▶ What you are asked to do: Below is a set of records; reproduce them exactly without their pictures.

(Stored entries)
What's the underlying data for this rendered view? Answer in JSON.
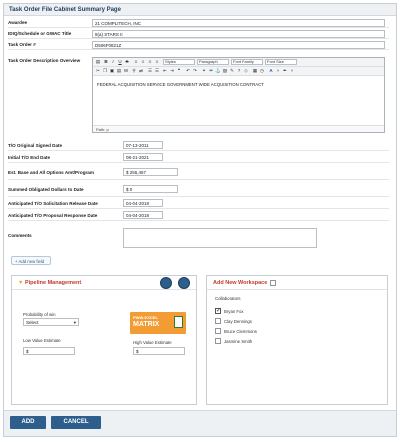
{
  "page": {
    "title": "Task Order File Cabinet Summary Page"
  },
  "fields": [
    {
      "label": "Awardee",
      "value": "21 COMPLITECH, INC"
    },
    {
      "label": "IDIQ/Schedule or GWAC Title",
      "value": "8(a) STARS II"
    },
    {
      "label": "Task Order #",
      "value": "D506F0821Z"
    },
    {
      "label": "Task Order Description Overview",
      "value": ""
    }
  ],
  "editor": {
    "style_select": "Styles",
    "paragraph_select": "Paragraph",
    "font_family_select": "Font Family",
    "font_size_select": "Font Size",
    "content": "FEDERAL ACQUISITION SERVICE GOVERNMENT WIDE ACQUISITION CONTRACT",
    "path": "Path: p"
  },
  "dates": [
    {
      "label": "T/O Original Signed Date",
      "value": "07-13-2011"
    },
    {
      "label": "Initial T/O End Date",
      "value": "08-21-2021"
    },
    {
      "label": "Est. Base and All Options Amt/Program",
      "value": "$ 255,457"
    },
    {
      "label": "Summed Obligated Dollars to Date",
      "value": "$ 0"
    },
    {
      "label": "Anticipated T/O Solicitation Release Date",
      "value": "04-04-2018"
    },
    {
      "label": "Anticipated T/O Proposal Response Date",
      "value": "04-04-2018"
    },
    {
      "label": "Comments",
      "value": ""
    }
  ],
  "add_field": "+ Add new field",
  "pipeline": {
    "title": "Pipeline Management",
    "prob_label": "Probability of win",
    "prob_value": "Select",
    "low_label": "Low Value Estimate",
    "low_value": "$",
    "high_label": "High Value Estimate",
    "high_value": "$",
    "matrix_line1": "PWIN EXCEL",
    "matrix_line2": "MATRIX"
  },
  "workspace": {
    "title": "Add New Workspace",
    "collab_label": "Collaborators",
    "collaborators": [
      {
        "name": "Bryan Fox",
        "checked": true
      },
      {
        "name": "Clay Dennings",
        "checked": false
      },
      {
        "name": "Bruce Clemmons",
        "checked": false
      },
      {
        "name": "Jasmine Smith",
        "checked": false
      }
    ]
  },
  "buttons": {
    "add": "ADD",
    "cancel": "CANCEL"
  },
  "colors": {
    "accent": "#2d5e8c",
    "header_red": "#c0392b",
    "matrix_orange": "#f39c34"
  }
}
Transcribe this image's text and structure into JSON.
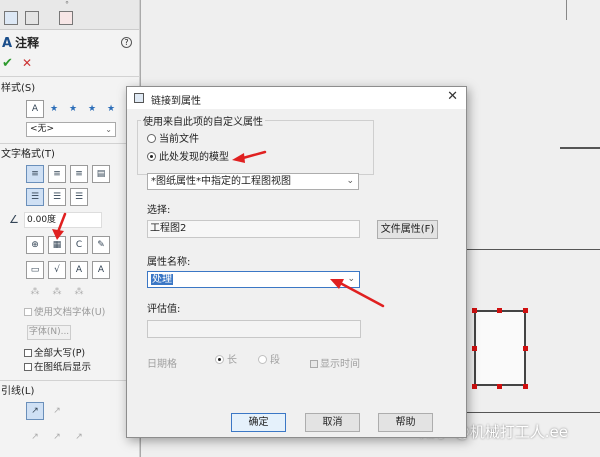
{
  "panel": {
    "title": "注释",
    "title_icon": "annotation-a-icon",
    "help_glyph": "?",
    "ok_glyph": "✔",
    "cancel_glyph": "✕",
    "style_section": "样式(S)",
    "style_select_value": "<无>",
    "text_format_section": "文字格式(T)",
    "angle_value": "0.00度",
    "use_doc_font": "使用文档字体(U)",
    "font_button": "字体(N)...",
    "all_caps": "全部大写(P)",
    "show_in_sheet": "在图纸后显示",
    "leader_section": "引线(L)"
  },
  "dialog": {
    "title": "链接到属性",
    "group_label": "使用来自此项的自定义属性",
    "radio_current_file": "当前文件",
    "radio_model_found_here": "此处发现的模型",
    "view_select": "*图纸属性*中指定的工程图视图",
    "select_label": "选择:",
    "select_value": "工程图2",
    "file_properties_button": "文件属性(F)",
    "property_name_label": "属性名称:",
    "property_name_value": "处理",
    "evaluated_value_label": "评估值:",
    "date_format_label": "日期格",
    "radio_long": "长",
    "radio_short": "段",
    "show_time_label": "显示时间",
    "ok_button": "确定",
    "cancel_button": "取消",
    "help_button": "帮助"
  },
  "watermark": "知乎 @机械打工人.ee",
  "colors": {
    "accent_blue": "#3b77c5",
    "annotation_red": "#e02020",
    "ok_green": "#2d9a2d"
  }
}
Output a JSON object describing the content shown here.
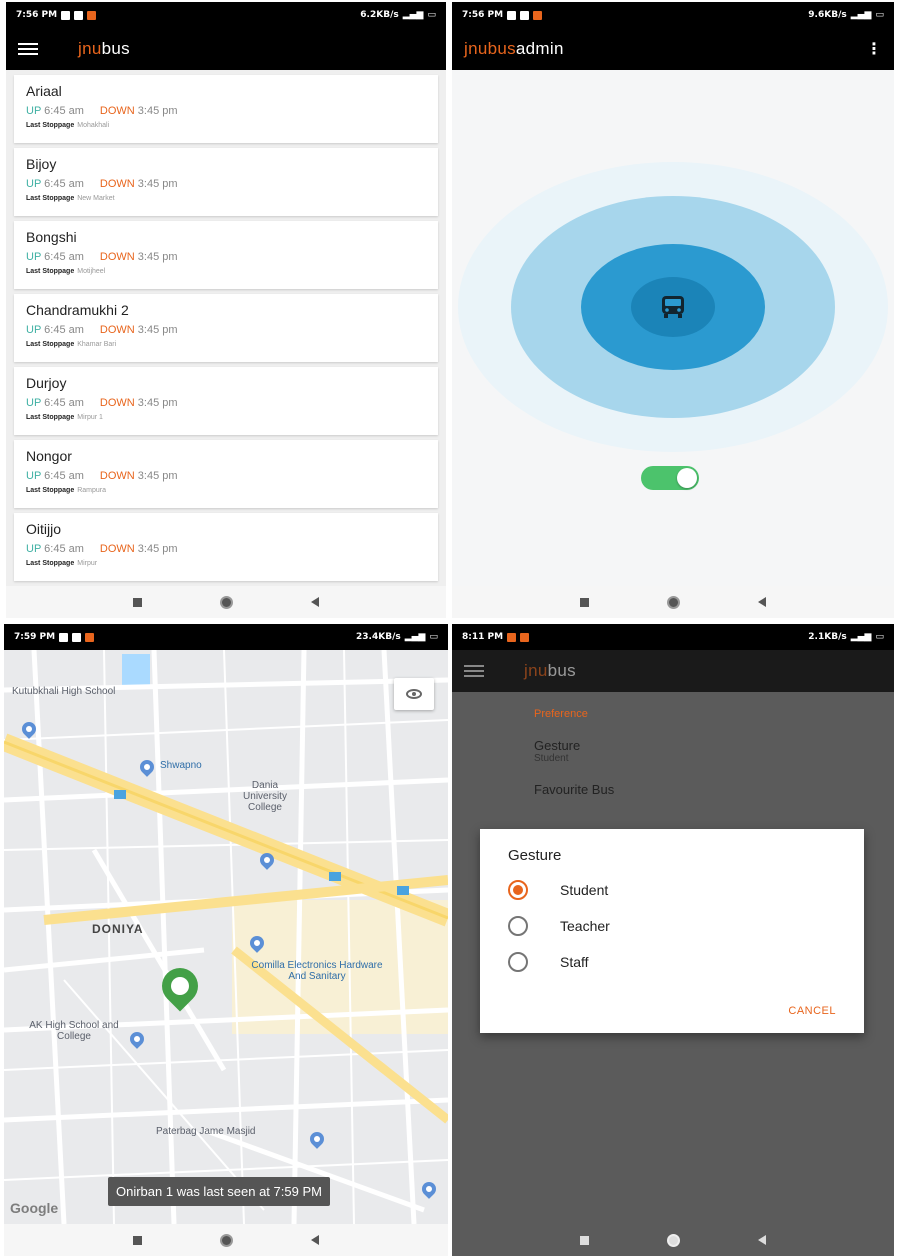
{
  "status_bars": [
    {
      "time": "7:56 PM",
      "net": "6.2KB/s"
    },
    {
      "time": "7:56 PM",
      "net": "9.6KB/s"
    },
    {
      "time": "7:59 PM",
      "net": "23.4KB/s"
    },
    {
      "time": "8:11 PM",
      "net": "2.1KB/s"
    }
  ],
  "panel1": {
    "brand_a": "jnu",
    "brand_b": "bus",
    "buses": [
      {
        "name": "Ariaal",
        "up_label": "UP",
        "up_time": "6:45 am",
        "down_label": "DOWN",
        "down_time": "3:45 pm",
        "stop_label": "Last Stoppage",
        "stop": "Mohakhali"
      },
      {
        "name": "Bijoy",
        "up_label": "UP",
        "up_time": "6:45 am",
        "down_label": "DOWN",
        "down_time": "3:45 pm",
        "stop_label": "Last Stoppage",
        "stop": "New Market"
      },
      {
        "name": "Bongshi",
        "up_label": "UP",
        "up_time": "6:45 am",
        "down_label": "DOWN",
        "down_time": "3:45 pm",
        "stop_label": "Last Stoppage",
        "stop": "Motijheel"
      },
      {
        "name": "Chandramukhi 2",
        "up_label": "UP",
        "up_time": "6:45 am",
        "down_label": "DOWN",
        "down_time": "3:45 pm",
        "stop_label": "Last Stoppage",
        "stop": "Khamar Bari"
      },
      {
        "name": "Durjoy",
        "up_label": "UP",
        "up_time": "6:45 am",
        "down_label": "DOWN",
        "down_time": "3:45 pm",
        "stop_label": "Last Stoppage",
        "stop": "Mirpur 1"
      },
      {
        "name": "Nongor",
        "up_label": "UP",
        "up_time": "6:45 am",
        "down_label": "DOWN",
        "down_time": "3:45 pm",
        "stop_label": "Last Stoppage",
        "stop": "Rampura"
      },
      {
        "name": "Oitijjo",
        "up_label": "UP",
        "up_time": "6:45 am",
        "down_label": "DOWN",
        "down_time": "3:45 pm",
        "stop_label": "Last Stoppage",
        "stop": "Mirpur"
      }
    ]
  },
  "panel2": {
    "brand_a": "jnubus",
    "brand_b": "admin",
    "menu": "⋮",
    "tracking_on": true
  },
  "panel3": {
    "labels": {
      "school": "Kutubkhali High School",
      "shwapno": "Shwapno",
      "college": "Dania University College",
      "doniya": "DONIYA",
      "comilla": "Comilla Electronics Hardware And Sanitary",
      "ak": "AK High School and College",
      "masjid": "Paterbag Jame Masjid"
    },
    "google": "Google",
    "toast": "Onirban 1 was last seen at 7:59 PM"
  },
  "panel4": {
    "brand_a": "jnu",
    "brand_b": "bus",
    "pref_category": "Preference",
    "gesture_title": "Gesture",
    "gesture_summary": "Student",
    "fav_title": "Favourite Bus",
    "dialog": {
      "title": "Gesture",
      "options": [
        "Student",
        "Teacher",
        "Staff"
      ],
      "selected": 0,
      "cancel": "CANCEL"
    }
  },
  "colors": {
    "accent": "#e8651d",
    "up": "#3fb0a3",
    "toggle": "#4cc36c",
    "radar_inner": "#1f8fc7"
  }
}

▶ Answer:
What's the underlying data for this rendered view? Answer in JSON.
{
  "page": {
    "title": "Task Order File Cabinet Summary Page"
  },
  "fields": [
    {
      "label": "Awardee",
      "value": "21 COMPLITECH, INC"
    },
    {
      "label": "IDIQ/Schedule or GWAC Title",
      "value": "8(a) STARS II"
    },
    {
      "label": "Task Order #",
      "value": "D506F0821Z"
    },
    {
      "label": "Task Order Description Overview",
      "value": ""
    }
  ],
  "editor": {
    "style_select": "Styles",
    "paragraph_select": "Paragraph",
    "font_family_select": "Font Family",
    "font_size_select": "Font Size",
    "content": "FEDERAL ACQUISITION SERVICE GOVERNMENT WIDE ACQUISITION CONTRACT",
    "path": "Path: p"
  },
  "dates": [
    {
      "label": "T/O Original Signed Date",
      "value": "07-13-2011"
    },
    {
      "label": "Initial T/O End Date",
      "value": "08-21-2021"
    },
    {
      "label": "Est. Base and All Options Amt/Program",
      "value": "$ 255,457"
    },
    {
      "label": "Summed Obligated Dollars to Date",
      "value": "$ 0"
    },
    {
      "label": "Anticipated T/O Solicitation Release Date",
      "value": "04-04-2018"
    },
    {
      "label": "Anticipated T/O Proposal Response Date",
      "value": "04-04-2018"
    },
    {
      "label": "Comments",
      "value": ""
    }
  ],
  "add_field": "+ Add new field",
  "pipeline": {
    "title": "Pipeline Management",
    "prob_label": "Probability of win",
    "prob_value": "Select",
    "low_label": "Low Value Estimate",
    "low_value": "$",
    "high_label": "High Value Estimate",
    "high_value": "$",
    "matrix_line1": "PWIN EXCEL",
    "matrix_line2": "MATRIX"
  },
  "workspace": {
    "title": "Add New Workspace",
    "collab_label": "Collaborators",
    "collaborators": [
      {
        "name": "Bryan Fox",
        "checked": true
      },
      {
        "name": "Clay Dennings",
        "checked": false
      },
      {
        "name": "Bruce Clemmons",
        "checked": false
      },
      {
        "name": "Jasmine Smith",
        "checked": false
      }
    ]
  },
  "buttons": {
    "add": "ADD",
    "cancel": "CANCEL"
  },
  "colors": {
    "accent": "#2d5e8c",
    "header_red": "#c0392b",
    "matrix_orange": "#f39c34"
  }
}
Transcribe this image's text and structure into JSON.
{
  "panel": {
    "title": "注释",
    "title_icon": "annotation-a-icon",
    "help_glyph": "?",
    "ok_glyph": "✔",
    "cancel_glyph": "✕",
    "style_section": "样式(S)",
    "style_select_value": "<无>",
    "text_format_section": "文字格式(T)",
    "angle_value": "0.00度",
    "use_doc_font": "使用文档字体(U)",
    "font_button": "字体(N)...",
    "all_caps": "全部大写(P)",
    "show_in_sheet": "在图纸后显示",
    "leader_section": "引线(L)"
  },
  "dialog": {
    "title": "链接到属性",
    "group_label": "使用来自此项的自定义属性",
    "radio_current_file": "当前文件",
    "radio_model_found_here": "此处发现的模型",
    "view_select": "*图纸属性*中指定的工程图视图",
    "select_label": "选择:",
    "select_value": "工程图2",
    "file_properties_button": "文件属性(F)",
    "property_name_label": "属性名称:",
    "property_name_value": "处理",
    "evaluated_value_label": "评估值:",
    "date_format_label": "日期格",
    "radio_long": "长",
    "radio_short": "段",
    "show_time_label": "显示时间",
    "ok_button": "确定",
    "cancel_button": "取消",
    "help_button": "帮助"
  },
  "watermark": "知乎 @机械打工人.ee",
  "colors": {
    "accent_blue": "#3b77c5",
    "annotation_red": "#e02020",
    "ok_green": "#2d9a2d"
  }
}
Output a JSON object describing the content shown here.
{
  "status_bars": [
    {
      "time": "7:56 PM",
      "net": "6.2KB/s"
    },
    {
      "time": "7:56 PM",
      "net": "9.6KB/s"
    },
    {
      "time": "7:59 PM",
      "net": "23.4KB/s"
    },
    {
      "time": "8:11 PM",
      "net": "2.1KB/s"
    }
  ],
  "panel1": {
    "brand_a": "jnu",
    "brand_b": "bus",
    "buses": [
      {
        "name": "Ariaal",
        "up_label": "UP",
        "up_time": "6:45 am",
        "down_label": "DOWN",
        "down_time": "3:45 pm",
        "stop_label": "Last Stoppage",
        "stop": "Mohakhali"
      },
      {
        "name": "Bijoy",
        "up_label": "UP",
        "up_time": "6:45 am",
        "down_label": "DOWN",
        "down_time": "3:45 pm",
        "stop_label": "Last Stoppage",
        "stop": "New Market"
      },
      {
        "name": "Bongshi",
        "up_label": "UP",
        "up_time": "6:45 am",
        "down_label": "DOWN",
        "down_time": "3:45 pm",
        "stop_label": "Last Stoppage",
        "stop": "Motijheel"
      },
      {
        "name": "Chandramukhi 2",
        "up_label": "UP",
        "up_time": "6:45 am",
        "down_label": "DOWN",
        "down_time": "3:45 pm",
        "stop_label": "Last Stoppage",
        "stop": "Khamar Bari"
      },
      {
        "name": "Durjoy",
        "up_label": "UP",
        "up_time": "6:45 am",
        "down_label": "DOWN",
        "down_time": "3:45 pm",
        "stop_label": "Last Stoppage",
        "stop": "Mirpur 1"
      },
      {
        "name": "Nongor",
        "up_label": "UP",
        "up_time": "6:45 am",
        "down_label": "DOWN",
        "down_time": "3:45 pm",
        "stop_label": "Last Stoppage",
        "stop": "Rampura"
      },
      {
        "name": "Oitijjo",
        "up_label": "UP",
        "up_time": "6:45 am",
        "down_label": "DOWN",
        "down_time": "3:45 pm",
        "stop_label": "Last Stoppage",
        "stop": "Mirpur"
      }
    ]
  },
  "panel2": {
    "brand_a": "jnubus",
    "brand_b": "admin",
    "menu": "⋮",
    "tracking_on": true
  },
  "panel3": {
    "labels": {
      "school": "Kutubkhali High School",
      "shwapno": "Shwapno",
      "college": "Dania University College",
      "doniya": "DONIYA",
      "comilla": "Comilla Electronics Hardware And Sanitary",
      "ak": "AK High School and College",
      "masjid": "Paterbag Jame Masjid"
    },
    "google": "Google",
    "toast": "Onirban 1 was last seen at 7:59 PM"
  },
  "panel4": {
    "brand_a": "jnu",
    "brand_b": "bus",
    "pref_category": "Preference",
    "gesture_title": "Gesture",
    "gesture_summary": "Student",
    "fav_title": "Favourite Bus",
    "dialog": {
      "title": "Gesture",
      "options": [
        "Student",
        "Teacher",
        "Staff"
      ],
      "selected": 0,
      "cancel": "CANCEL"
    }
  },
  "colors": {
    "accent": "#e8651d",
    "up": "#3fb0a3",
    "toggle": "#4cc36c",
    "radar_inner": "#1f8fc7"
  }
}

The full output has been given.